The state welfare agency enacted one of the governor’s controversial welfare proposals last week, bypassing the legislature and writing the policy into agency regulations.
In effect as of last Wednesday, the new regulation reconfigures the budget of any family receiving public assistance while a household member receives SSI—Supplemental Security Income, a federal program for the disabled. The move is touted by the state Office of Temporary and Disability Assistance as a way to create a “more equitable distribution of public funds for welfare.” The agency expects to save the state about $27.5 million annually by reducing the public assistance benefits of 26,000 households by an average of $90 a month.
For Denise, a single mother of two disabled children who lives in Far Rockaway, the drop could be even steeper. Denise’s 12 year-old daughter and 8-year-old son, both of whom suffer from learning disabilities so severe they qualify for SSI, stands to see her public assistance benefits drop from $377 a month to $175. While her children will continue to receive disability benefits, Denise’s grant will no longer cover her rent—and she’ll have no cash in hand. Though she recently applied for a security job at Home Depot, she hasn’t been hired yet. In the meantime, she worries, she’ll have to dip into her children’s disability benefits for basic expenses. “I have a feeling it’s going to be rough,” she said.
Prior to the regulation change, the state would simply ignore the presence of a household member receiving SSI. Their federal benefits would not be included when determining PA eligibility, nor would they be counted as household members. The change counts SSI recipients as household members, and offers the remaining household members a pro-rated grant. So instead of Denise receiving a full grant for a household of one, she will now receive one-third of a grant for a household of three.
Though the city’s welfare agency declined to comment on the change, it has raised concerns about the proposal in the past. In a March letter to the state welfare agency, the city’s Human Resources Administration argued that though the principle was sound, the impact of the change on small families—grant reductions as large as 40 percent for some—was a “major concern.”

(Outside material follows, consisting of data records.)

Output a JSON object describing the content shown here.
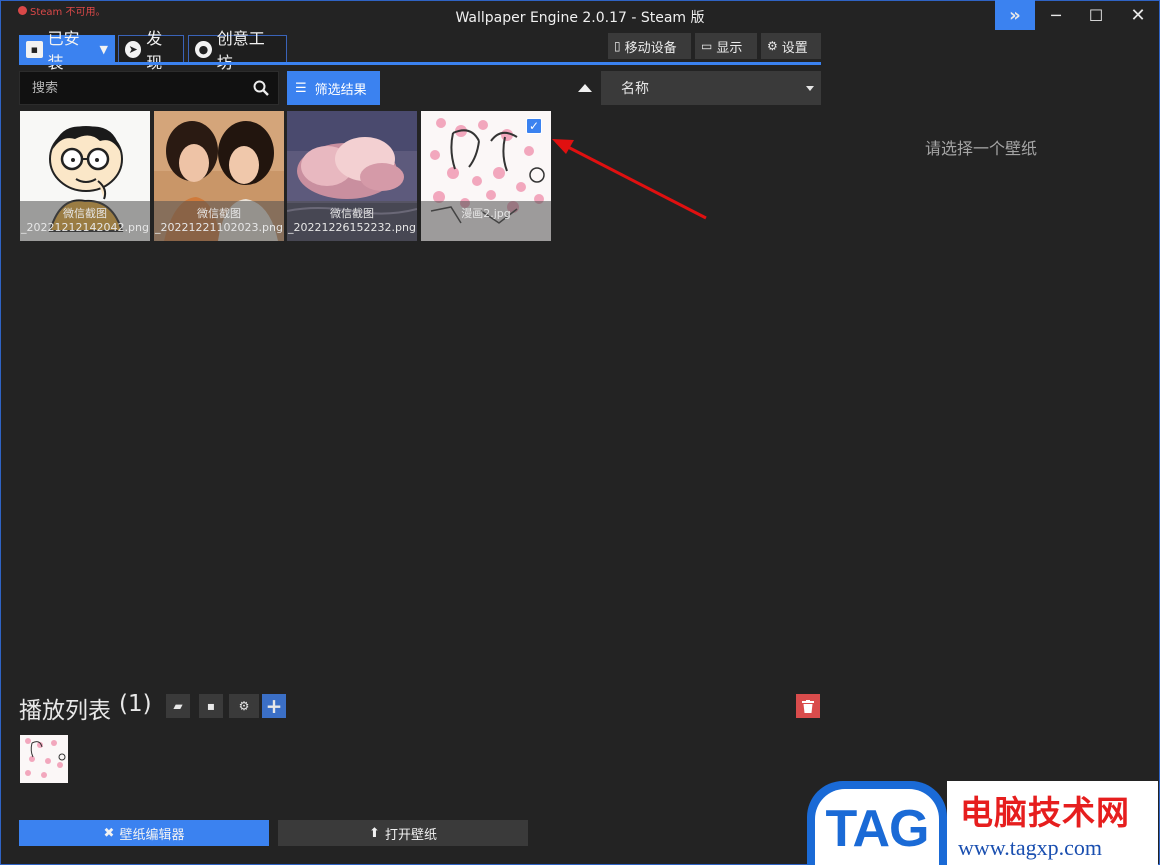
{
  "titlebar": {
    "steam_status": "Steam 不可用。",
    "title": "Wallpaper Engine 2.0.17 - Steam 版",
    "expand_glyph": "»",
    "minimize_glyph": "─",
    "maximize_glyph": "☐",
    "close_glyph": "✕"
  },
  "nav": {
    "tabs": [
      {
        "label": "已安装",
        "icon": "save-icon"
      },
      {
        "label": "发现",
        "icon": "compass-icon"
      },
      {
        "label": "创意工坊",
        "icon": "steam-icon"
      }
    ],
    "mobile_label": "移动设备",
    "display_label": "显示",
    "settings_label": "设置"
  },
  "search": {
    "placeholder": "搜索"
  },
  "filter_label": "筛选结果",
  "sort": {
    "selected": "名称",
    "direction": "ascending"
  },
  "wallpapers": [
    {
      "line1": "微信截图",
      "line2": "_20221212142042.png"
    },
    {
      "line1": "微信截图",
      "line2": "_20221221102023.png"
    },
    {
      "line1": "微信截图",
      "line2": "_20221226152232.png"
    },
    {
      "line1": "",
      "line2": "漫画2.jpg",
      "selected": true
    }
  ],
  "details": {
    "empty_text": "请选择一个壁纸"
  },
  "playlist": {
    "title": "播放列表",
    "count": "(1)"
  },
  "bottom": {
    "editor_label": "壁纸编辑器",
    "open_label": "打开壁纸"
  },
  "watermark": {
    "logo": "TAG",
    "name": "电脑技术网",
    "url": "www.tagxp.com"
  },
  "colors": {
    "accent": "#3b82f0",
    "background": "#232323",
    "danger": "#d94c4c",
    "arrow": "#e01010"
  }
}
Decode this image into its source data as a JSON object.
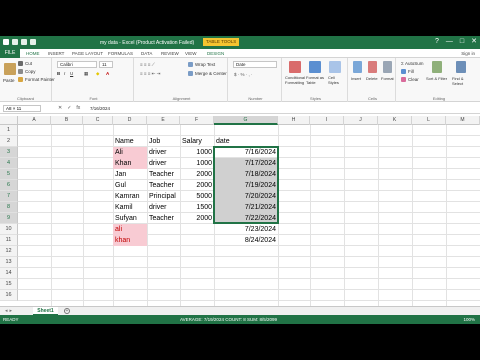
{
  "window": {
    "title": "my data - Excel (Product Activation Failed)",
    "context_tab": "TABLE TOOLS",
    "controls": [
      "?",
      "—",
      "□",
      "✕"
    ]
  },
  "ribbon_tabs": {
    "file": "FILE",
    "items": [
      "HOME",
      "INSERT",
      "PAGE LAYOUT",
      "FORMULAS",
      "DATA",
      "REVIEW",
      "VIEW",
      "DESIGN"
    ],
    "sign_in": "Sign in"
  },
  "ribbon": {
    "clipboard": {
      "paste": "Paste",
      "cut": "Cut",
      "copy": "Copy",
      "format_painter": "Format Painter",
      "label": "Clipboard"
    },
    "font": {
      "name": "Calibri",
      "size": "11",
      "label": "Font"
    },
    "alignment": {
      "wrap": "Wrap Text",
      "merge": "Merge & Center",
      "label": "Alignment"
    },
    "number": {
      "format": "Date",
      "label": "Number"
    },
    "styles": {
      "conditional": "Conditional Formatting",
      "table": "Format as Table",
      "cell": "Cell Styles",
      "label": "Styles"
    },
    "cells": {
      "insert": "Insert",
      "delete": "Delete",
      "format": "Format",
      "label": "Cells"
    },
    "editing": {
      "autosum": "AutoSum",
      "fill": "Fill",
      "clear": "Clear",
      "sort": "Sort & Filter",
      "find": "Find & Select",
      "label": "Editing"
    }
  },
  "formula_bar": {
    "name_box": "A8 × 11",
    "fx": "fx",
    "value": "7/16/2024"
  },
  "columns": [
    "A",
    "B",
    "C",
    "D",
    "E",
    "F",
    "G",
    "H",
    "I",
    "J",
    "K",
    "L",
    "M"
  ],
  "rows": [
    "1",
    "2",
    "3",
    "4",
    "5",
    "6",
    "7",
    "8",
    "9",
    "10",
    "11",
    "12",
    "13",
    "14",
    "15",
    "16"
  ],
  "table": {
    "headers": {
      "name": "Name",
      "job": "Job",
      "salary": "Salary",
      "date": "date"
    },
    "rows": [
      {
        "name": "Ali",
        "job": "driver",
        "salary": "1000",
        "date": "7/16/2024"
      },
      {
        "name": "Khan",
        "job": "driver",
        "salary": "1000",
        "date": "7/17/2024"
      },
      {
        "name": "Jan",
        "job": "Teacher",
        "salary": "2000",
        "date": "7/18/2024"
      },
      {
        "name": "Gul",
        "job": "Teacher",
        "salary": "2000",
        "date": "7/19/2024"
      },
      {
        "name": "Kamran",
        "job": "Principal",
        "salary": "5000",
        "date": "7/20/2024"
      },
      {
        "name": "Kamil",
        "job": "driver",
        "salary": "1500",
        "date": "7/21/2024"
      },
      {
        "name": "Sufyan",
        "job": "Teacher",
        "salary": "2000",
        "date": "7/22/2024"
      },
      {
        "name": "ali",
        "job": "",
        "salary": "",
        "date": "7/23/2024"
      },
      {
        "name": "khan",
        "job": "",
        "salary": "",
        "date": "8/24/2024"
      }
    ]
  },
  "sheet_tabs": {
    "active": "Sheet1",
    "add": "+"
  },
  "status_bar": {
    "ready": "READY",
    "stats": "AVERAGE: 7/19/2024     COUNT: 8     SUM: 8/5/2099",
    "zoom": "100%"
  }
}
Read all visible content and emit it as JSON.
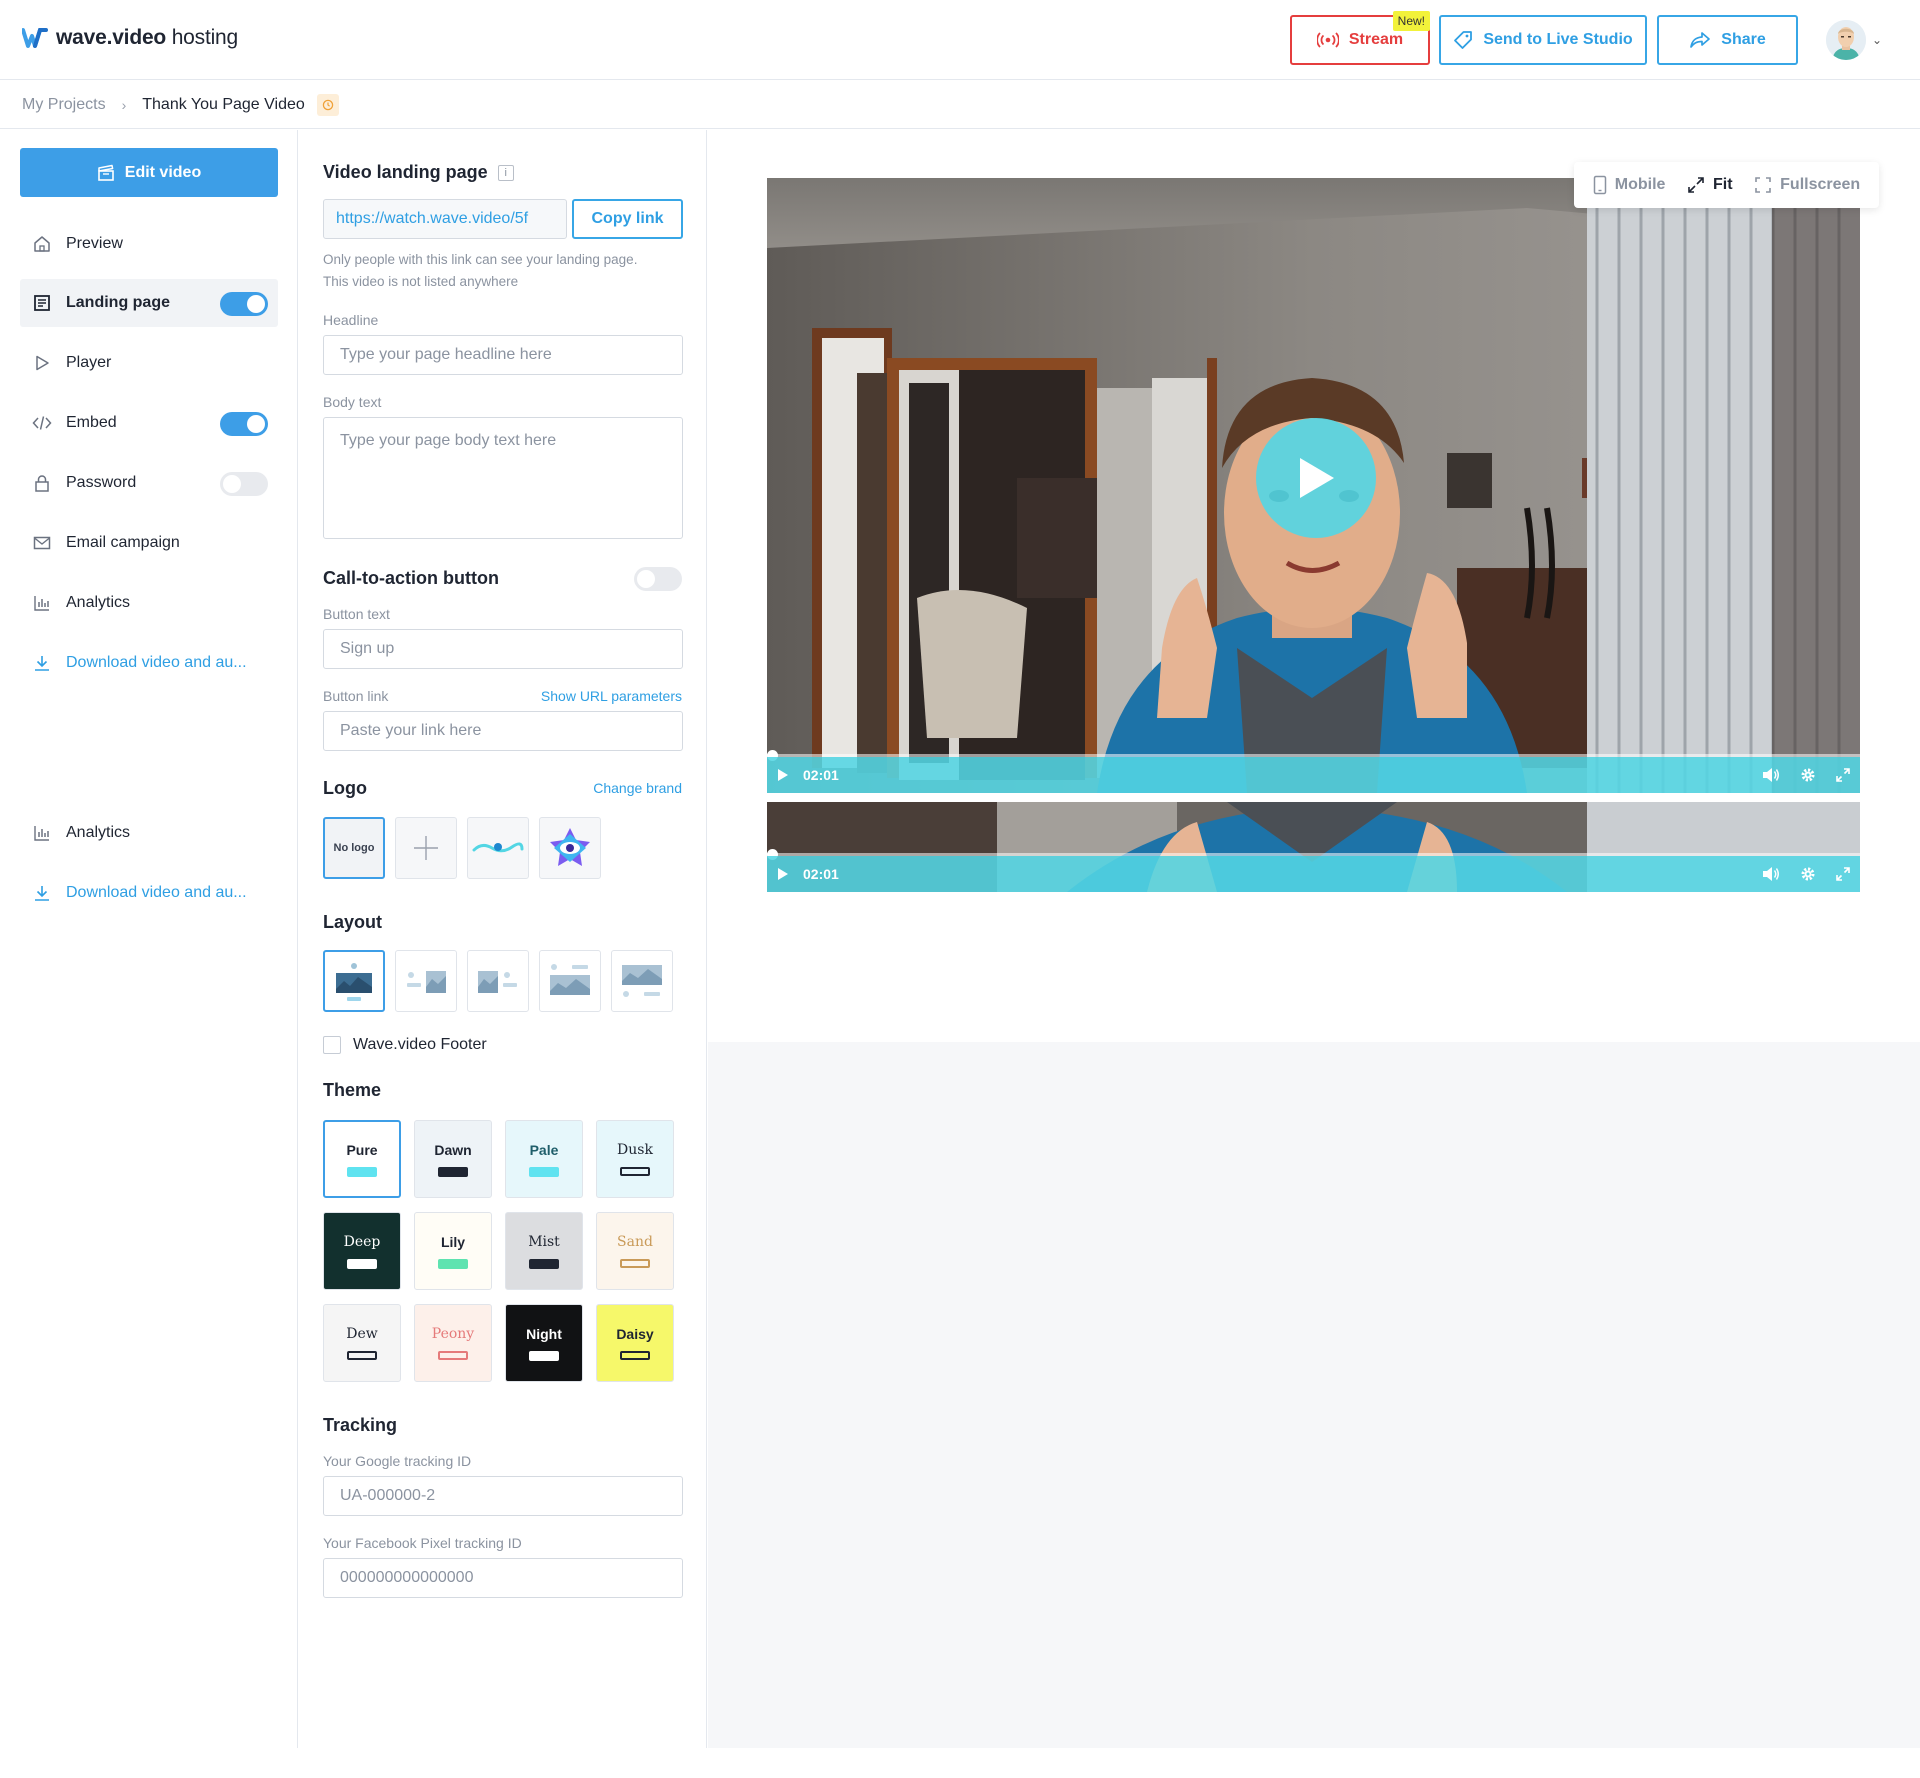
{
  "app": {
    "brand_bold": "wave.video",
    "brand_light": " hosting"
  },
  "header": {
    "stream_label": "Stream",
    "stream_badge": "New!",
    "live_studio_label": "Send to Live Studio",
    "share_label": "Share",
    "accent_color": "#2f9fe3",
    "stream_color": "#e53e3e"
  },
  "breadcrumb": {
    "parent": "My Projects",
    "current": "Thank You Page Video"
  },
  "sidebar": {
    "edit_button": "Edit video",
    "items": [
      {
        "label": "Preview",
        "icon": "home-icon"
      },
      {
        "label": "Landing page",
        "icon": "page-icon",
        "toggle": true,
        "active": true
      },
      {
        "label": "Player",
        "icon": "play-outline-icon"
      },
      {
        "label": "Embed",
        "icon": "code-icon",
        "toggle": true
      },
      {
        "label": "Password",
        "icon": "lock-icon",
        "toggle": false
      },
      {
        "label": "Email campaign",
        "icon": "mail-icon"
      },
      {
        "label": "Analytics",
        "icon": "bar-chart-icon"
      },
      {
        "label": "Download video and au...",
        "icon": "download-icon"
      },
      {
        "label": "Analytics",
        "icon": "bar-chart-icon"
      },
      {
        "label": "Download video and au...",
        "icon": "download-icon"
      }
    ]
  },
  "landing": {
    "title": "Video landing page",
    "url_value": "https://watch.wave.video/5f",
    "copy_link": "Copy link",
    "note_line1": "Only people with this link can see your landing page.",
    "note_line2": "This video is not listed anywhere",
    "headline_label": "Headline",
    "headline_placeholder": "Type your page headline here",
    "body_label": "Body text",
    "body_placeholder": "Type your page body text here"
  },
  "cta": {
    "title": "Call-to-action button",
    "enabled": false,
    "button_text_label": "Button text",
    "button_text_placeholder": "Sign up",
    "button_link_label": "Button link",
    "show_params": "Show URL parameters",
    "button_link_placeholder": "Paste your link here"
  },
  "logo": {
    "title": "Logo",
    "change_brand": "Change brand",
    "no_logo": "No logo"
  },
  "layout": {
    "title": "Layout",
    "footer_label": "Wave.video Footer",
    "footer_checked": false
  },
  "theme": {
    "title": "Theme",
    "selected": "Pure",
    "items": [
      {
        "name": "Pure",
        "bg": "#ffffff",
        "fg": "#1f2532",
        "swatch": "#5fe3f0"
      },
      {
        "name": "Dawn",
        "bg": "#eef3f7",
        "fg": "#1f2532",
        "swatch": "#1f2532"
      },
      {
        "name": "Pale",
        "bg": "#e6f7fb",
        "fg": "#1f5e6a",
        "swatch": "#5fe3f0"
      },
      {
        "name": "Dusk",
        "bg": "#e6f7fb",
        "fg": "#1f2532",
        "swatch": "#1f2532",
        "outline": true,
        "serif": true
      },
      {
        "name": "Deep",
        "bg": "#12302e",
        "fg": "#ffffff",
        "swatch": "#ffffff",
        "serif": true
      },
      {
        "name": "Lily",
        "bg": "#fffdf6",
        "fg": "#1f2532",
        "swatch": "#5fe3b0"
      },
      {
        "name": "Mist",
        "bg": "#dcdde0",
        "fg": "#1f2532",
        "swatch": "#1f2532",
        "serif": true
      },
      {
        "name": "Sand",
        "bg": "#fcf5ec",
        "fg": "#c99a58",
        "swatch": "#c99a58",
        "outline": true,
        "serif": true
      },
      {
        "name": "Dew",
        "bg": "#f5f5f5",
        "fg": "#1f2532",
        "swatch": "#1f2532",
        "outline": true,
        "serif": true
      },
      {
        "name": "Peony",
        "bg": "#fdf0ea",
        "fg": "#e57a7a",
        "swatch": "#e57a7a",
        "outline": true,
        "serif": true
      },
      {
        "name": "Night",
        "bg": "#111214",
        "fg": "#ffffff",
        "swatch": "#ffffff"
      },
      {
        "name": "Daisy",
        "bg": "#f6f86a",
        "fg": "#1f2532",
        "swatch": "#1f2532",
        "outline": true
      }
    ]
  },
  "tracking": {
    "title": "Tracking",
    "google_label": "Your Google tracking ID",
    "google_placeholder": "UA-000000-2",
    "facebook_label": "Your Facebook Pixel tracking ID",
    "facebook_placeholder": "000000000000000"
  },
  "preview": {
    "view_mobile": "Mobile",
    "view_fit": "Fit",
    "view_fullscreen": "Fullscreen",
    "active_view": "Fit",
    "time_main": "02:01",
    "time_second": "02:01",
    "player_color": "#53d6e4"
  }
}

Assemblymember Deborah Glick, chair of the assembly’s Committee on Social Services, agrees. “They’re going to be disadvantaging the poorest families by a minimum of $90 a month,” she said, noting that advocates were exploring legal options for challenging the regulation. “I’m very disappointed.”